Unused or surplus space can be turned to financial advantage as a source of income generation, if leased. However, the courts in recent cases have highlighted some of the dangers that a landowner faces when granting a third party rights of occupation.
A RIGHT TO CUSTOMERS?
Earlier this year the court decided that London Underground had to pay damages to one of its tenants 1 . The tenant had been granted a lease of a kiosk at a tube station which was only accessible to passengers who were leaving the station. London Underground operated the station in such a way that most of the day the exit was shut, so very few passengers passed by the kiosk. The court decided that this action by the landlord was a "derogation from grant" as the tenant could not use the kiosk as it had intended.
Retail units at hospitals are often leased, for example to newsagents or florists.
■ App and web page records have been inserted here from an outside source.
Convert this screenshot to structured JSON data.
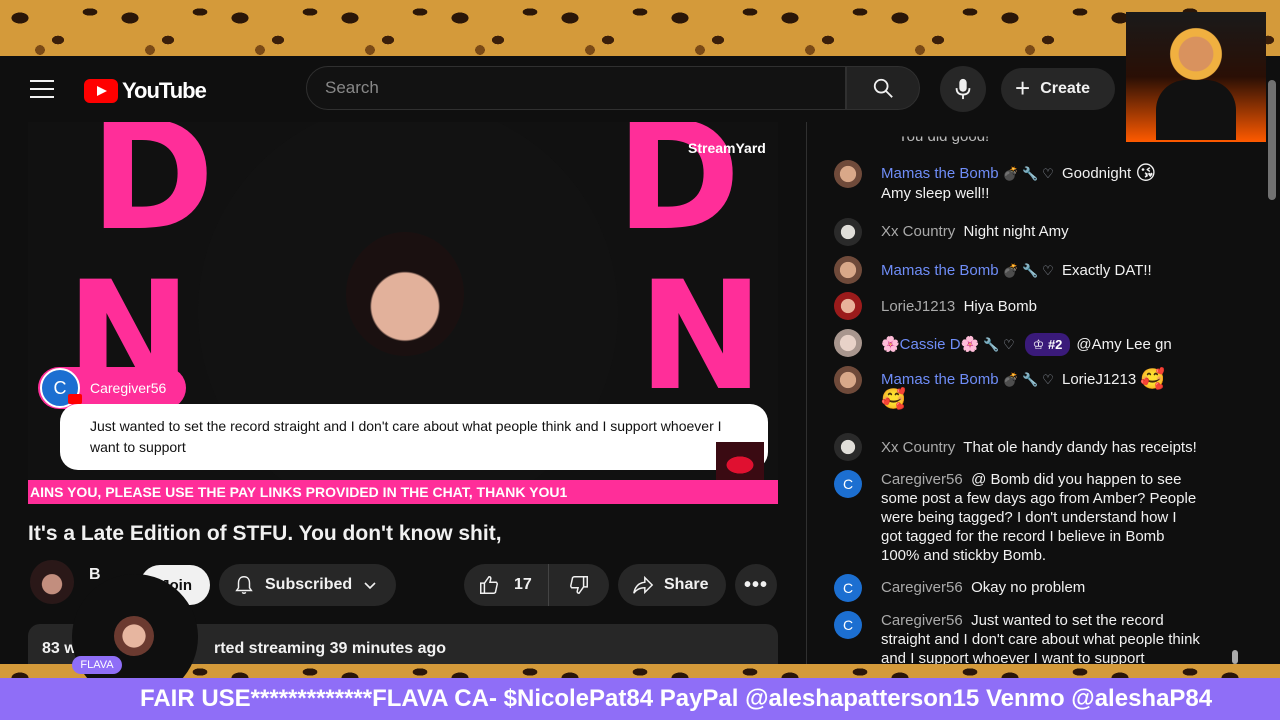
{
  "masthead": {
    "logo_text": "YouTube",
    "search_placeholder": "Search",
    "create_label": "Create"
  },
  "video": {
    "streamyard_label": "StreamYard",
    "letters": [
      "D",
      "D",
      "N",
      "N",
      "N"
    ],
    "featured_comment": {
      "avatar_letter": "C",
      "author": "Caregiver56",
      "text": "Just wanted to set the record straight and I don't care about what people think and I support whoever I want to support"
    },
    "ticker_text": "AINS YOU, PLEASE USE THE PAY LINKS PROVIDED IN THE CHAT, THANK YOU1"
  },
  "title": "It's a Late Edition of STFU. You don't know shit,",
  "channel": {
    "name": "B",
    "join_label": "Join",
    "subscribed_label": "Subscribed"
  },
  "actions": {
    "likes": "17",
    "share_label": "Share",
    "more_label": "•••"
  },
  "description": {
    "views": "83 w",
    "started": "rted streaming 39 minutes ago"
  },
  "overlay_guest": {
    "tag": "FLAVA"
  },
  "chat": {
    "fade_top": "You did good!",
    "messages": [
      {
        "author": "Mamas the Bomb",
        "badges": "💣 🔧 ♡",
        "text": "Goodnight 😘 Amy sleep well!!",
        "role": "mod"
      },
      {
        "author": "Xx Country",
        "badges": "",
        "text": "Night night Amy",
        "role": "plain"
      },
      {
        "author": "Mamas the Bomb",
        "badges": "💣 🔧 ♡",
        "text": "Exactly DAT!!",
        "role": "mod"
      },
      {
        "author": "LorieJ1213",
        "badges": "",
        "text": "Hiya Bomb",
        "role": "plain"
      },
      {
        "author": "🌸Cassie D🌸",
        "badges": "🔧 ♡",
        "gift": "#2",
        "text": "@Amy Lee gn",
        "role": "mod"
      },
      {
        "author": "Mamas the Bomb",
        "badges": "💣 🔧 ♡",
        "text": "LorieJ1213 🥰 🥰",
        "role": "mod"
      },
      {
        "author": "Xx Country",
        "badges": "",
        "text": "That ole handy dandy has receipts!",
        "role": "plain"
      },
      {
        "author": "Caregiver56",
        "badges": "",
        "text": "@ Bomb did you happen to see some post a few days ago from Amber? People were being tagged? I don't understand how I got tagged for the record I believe in Bomb 100% and stickby Bomb.",
        "role": "plain"
      },
      {
        "author": "Caregiver56",
        "badges": "",
        "text": "Okay no problem",
        "role": "plain"
      },
      {
        "author": "Caregiver56",
        "badges": "",
        "text": "Just wanted to set the record straight and I don't care about what people think and I support whoever I want to support",
        "role": "plain"
      }
    ],
    "avatar_letter": "C"
  },
  "bottom_banner": "FAIR USE*************FLAVA CA- $NicolePat84 PayPal @aleshapatterson15 Venmo @aleshaP84",
  "colors": {
    "brand_red": "#ff0000",
    "pink": "#ff2e99",
    "banner_purple": "#8f6ef7",
    "mod_blue": "#6f8df7"
  }
}
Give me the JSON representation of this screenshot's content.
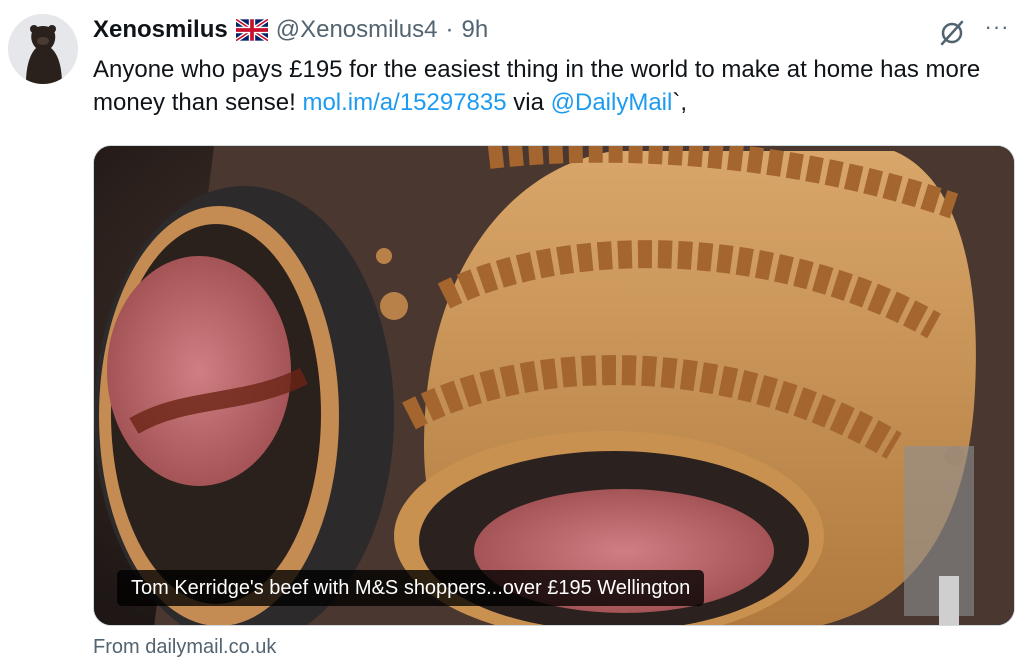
{
  "tweet": {
    "display_name": "Xenosmilus",
    "flag_icon": "uk-flag-icon",
    "handle": "@Xenosmilus4",
    "separator": "·",
    "time": "9h",
    "text_intro": "Anyone who pays £195 for the easiest thing in the world to make at home has more money than sense! ",
    "link_url": "mol.im/a/15297835",
    "text_via": " via ",
    "mention": "@DailyMail",
    "text_end": "`,",
    "more_label": "···"
  },
  "card": {
    "image_alt": "Beef Wellington",
    "caption": "Tom Kerridge's beef with M&S shoppers...over £195 Wellington",
    "source": "From dailymail.co.uk"
  },
  "colors": {
    "link": "#1d9bf0",
    "secondary_text": "#536471",
    "primary_text": "#0f1419"
  }
}
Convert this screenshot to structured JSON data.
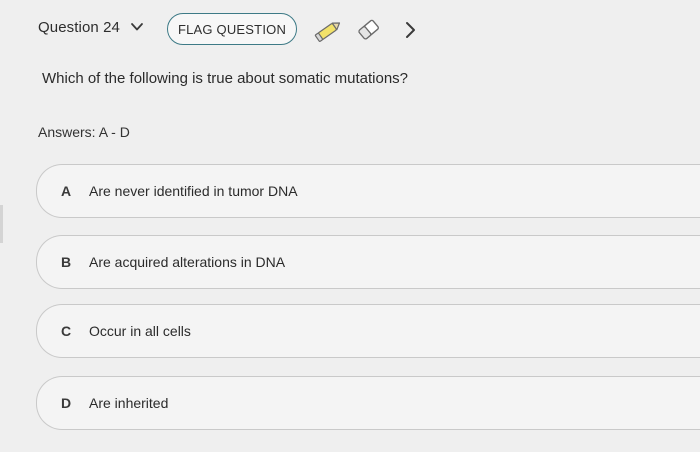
{
  "header": {
    "question_label": "Question 24",
    "flag_label": "FLAG QUESTION",
    "icons": {
      "dropdown": "chevron-down-icon",
      "highlighter": "pencil-icon",
      "eraser": "eraser-icon",
      "next": "chevron-right-icon"
    },
    "colors": {
      "flag_border": "#3d7a86",
      "pencil_fill": "#f2e26a"
    }
  },
  "question": {
    "text": "Which of the following is true about somatic mutations?"
  },
  "answers": {
    "label": "Answers: A - D",
    "options": [
      {
        "letter": "A",
        "text": "Are never identified in tumor DNA"
      },
      {
        "letter": "B",
        "text": "Are acquired alterations in DNA"
      },
      {
        "letter": "C",
        "text": "Occur in all cells"
      },
      {
        "letter": "D",
        "text": "Are inherited"
      }
    ]
  }
}
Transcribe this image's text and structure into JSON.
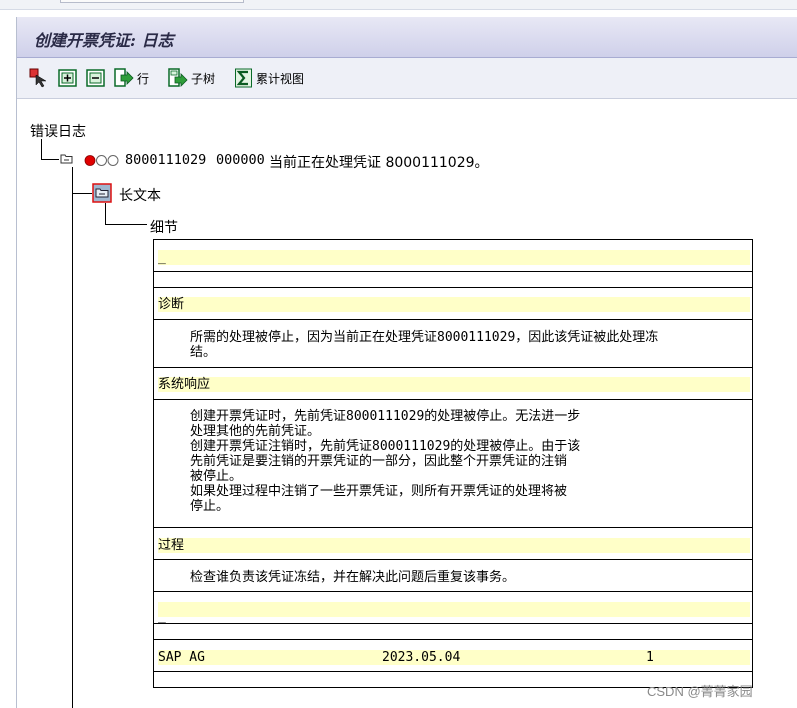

This case holds implications for such leases if the number of people who pass by such retail units decreases because of the landlord's actions. Even an "innocent" act by the landlord, such as closing off an entrance at certain times of the day for security reasons, could lead to a claim.
If it is known that a particular entrance will be closed, the lease should expressly refer to this. If there were a re-development of a hospital, this could expose the landlord to an action if pedestrians would no longer be able to access the tenant's unit. In either case the parties may wish to include a mutual break clause in the lease.
LEASE OR LICENCE?
One issue frequently before the courts is whether an occupier of premises has a lease or a licence. If a licence, then the occupier has no rights to renew the arrangement and the landowner is guaranteed vacant possession at the end of the term of occupation.
A lessee on the other hand may well have statutory rights, not only to remain in occupation at the contractual end of the lease, but also to have the lease renewed ("security of tenure"). The landlord can still obtain vacant possession on one or more designated statutory grounds. These include owner-occupation and re-development. However, this could be costly as the landlord may be forced to go to court to do so and may also have to pay the tenant compensation.
The courts have made it abundantly clear that just because a document is expressed to be a "licence" it does not mean that it will automatically be construed as such. The courts will look at the actual position 2 .